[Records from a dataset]
__________________________________________________

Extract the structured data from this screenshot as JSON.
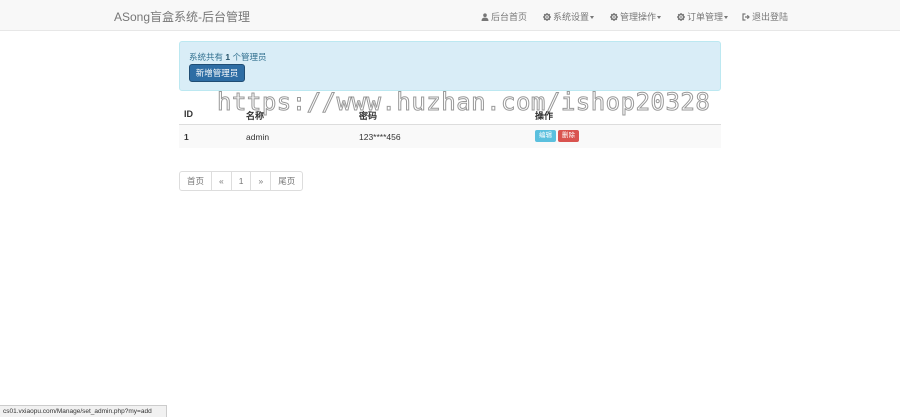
{
  "brand": "ASong盲盒系统-后台管理",
  "nav": {
    "home": "后台首页",
    "system": "系统设置",
    "manage": "管理操作",
    "orders": "订单管理",
    "logout": "退出登陆"
  },
  "icons": {
    "home": "user-icon",
    "system": "gear-icon",
    "manage": "gear-icon",
    "orders": "gear-icon",
    "logout": "logout-icon"
  },
  "alert": {
    "prefix": "系统共有",
    "count": "1",
    "suffix": "个管理员",
    "add_button": "新增管理员"
  },
  "table": {
    "headers": [
      "ID",
      "名称",
      "密码",
      "操作"
    ],
    "rows": [
      {
        "id": "1",
        "name": "admin",
        "password": "123****456",
        "edit": "编辑",
        "delete": "删除"
      }
    ]
  },
  "pagination": {
    "first": "首页",
    "prev": "«",
    "current": "1",
    "next": "»",
    "last": "尾页"
  },
  "watermark": "https://www.huzhan.com/ishop20328",
  "status_url": "cs01.vxiaopu.com/Manage/set_admin.php?my=add",
  "colors": {
    "primary": "#2e6da4",
    "alert_bg": "#d9edf7",
    "alert_text": "#31708f",
    "info": "#5bc0de",
    "danger": "#d9534f",
    "link": "#337ab7"
  }
}
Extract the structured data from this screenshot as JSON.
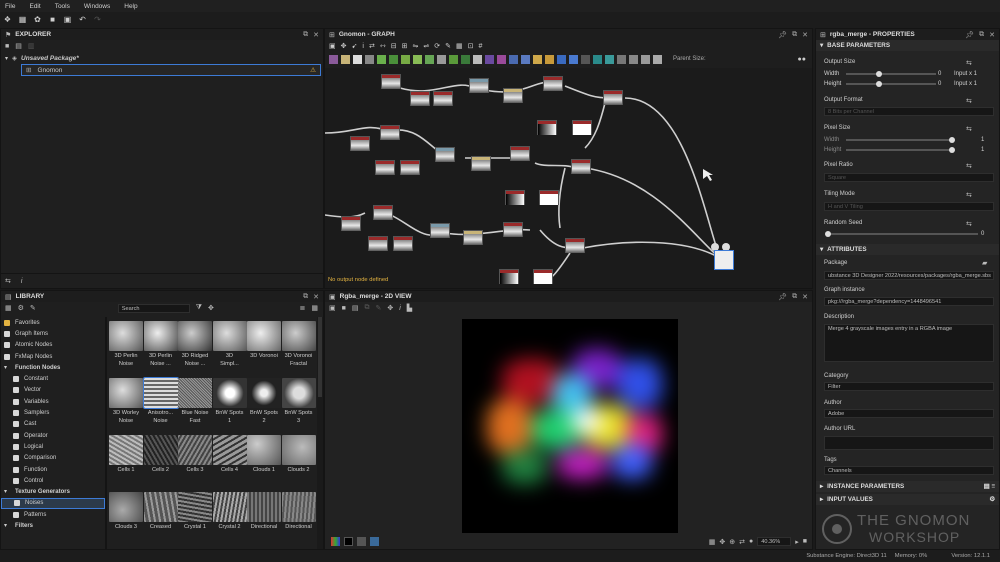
{
  "menu": [
    "File",
    "Edit",
    "Tools",
    "Windows",
    "Help"
  ],
  "explorer": {
    "title": "EXPLORER",
    "package": "Unsaved Package*",
    "graph": "Gnomon"
  },
  "graph": {
    "title": "Gnomon - GRAPH",
    "parent_size_label": "Parent Size:",
    "status": "No output node defined"
  },
  "library": {
    "title": "LIBRARY",
    "search_placeholder": "Search",
    "categories": [
      {
        "label": "Favorites",
        "level": 0
      },
      {
        "label": "Graph Items",
        "level": 0
      },
      {
        "label": "Atomic Nodes",
        "level": 0
      },
      {
        "label": "FxMap Nodes",
        "level": 0
      },
      {
        "label": "Function Nodes",
        "level": 0,
        "bold": true
      },
      {
        "label": "Constant",
        "level": 1
      },
      {
        "label": "Vector",
        "level": 1
      },
      {
        "label": "Variables",
        "level": 1
      },
      {
        "label": "Samplers",
        "level": 1
      },
      {
        "label": "Cast",
        "level": 1
      },
      {
        "label": "Operator",
        "level": 1
      },
      {
        "label": "Logical",
        "level": 1
      },
      {
        "label": "Comparison",
        "level": 1
      },
      {
        "label": "Function",
        "level": 1
      },
      {
        "label": "Control",
        "level": 1
      },
      {
        "label": "Texture Generators",
        "level": 0,
        "bold": true
      },
      {
        "label": "Noises",
        "level": 1,
        "selected": true
      },
      {
        "label": "Patterns",
        "level": 1
      },
      {
        "label": "Filters",
        "level": 0,
        "bold": true
      }
    ],
    "items": [
      "3D Perlin\nNoise",
      "3D Perlin\nNoise ...",
      "3D Ridged\nNoise ...",
      "3D\nSimpl...",
      "3D Voronoi",
      "3D Voronoi\nFractal",
      "3D Worley\nNoise",
      "Anisotro...\nNoise",
      "Blue Noise\nFast",
      "BnW Spots\n1",
      "BnW Spots\n2",
      "BnW Spots\n3",
      "Cells 1",
      "Cells 2",
      "Cells 3",
      "Cells 4",
      "Clouds 1",
      "Clouds 2",
      "Clouds 3",
      "Creased",
      "Crystal 1",
      "Crystal 2",
      "Directional",
      "Directional"
    ]
  },
  "view2d": {
    "title": "Rgba_merge - 2D VIEW",
    "zoom": "40.36%"
  },
  "properties": {
    "title": "rgba_merge - PROPERTIES",
    "base_parameters": "BASE PARAMETERS",
    "output_size": "Output Size",
    "width": "Width",
    "height": "Height",
    "zero": "0",
    "input_x1": "Input x 1",
    "output_format": "Output Format",
    "output_format_value": "8 Bits per Channel",
    "pixel_size": "Pixel Size",
    "one": "1",
    "pixel_ratio": "Pixel Ratio",
    "pixel_ratio_value": "Square",
    "tiling_mode": "Tiling Mode",
    "tiling_mode_value": "H and V Tiling",
    "random_seed": "Random Seed",
    "attributes": "ATTRIBUTES",
    "package": "Package",
    "package_value": "ubstance 3D Designer 2022/resources/packages/rgba_merge.sbs",
    "graph_instance": "Graph instance",
    "graph_instance_value": "pkg:///rgba_merge?dependency=1448496541",
    "description": "Description",
    "description_value": "Merge 4 grayscale images entry in a RGBA image",
    "category": "Category",
    "category_value": "Filter",
    "author": "Author",
    "author_value": "Adobe",
    "author_url": "Author URL",
    "tags": "Tags",
    "tags_value": "Channels",
    "instance_parameters": "INSTANCE PARAMETERS",
    "input_values": "INPUT VALUES"
  },
  "watermark": {
    "line1": "THE GNOMON",
    "line2": "WORKSHOP"
  },
  "statusbar": {
    "engine": "Substance Engine: Direct3D 11",
    "memory": "Memory: 0%",
    "version": "Version: 12.1.1"
  },
  "colors": {
    "accent": "#3d7bd6",
    "node_header": "#9a2a2a",
    "warning": "#e3b341"
  }
}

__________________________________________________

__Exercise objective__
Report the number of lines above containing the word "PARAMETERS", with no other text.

__Answer to this exercise__
2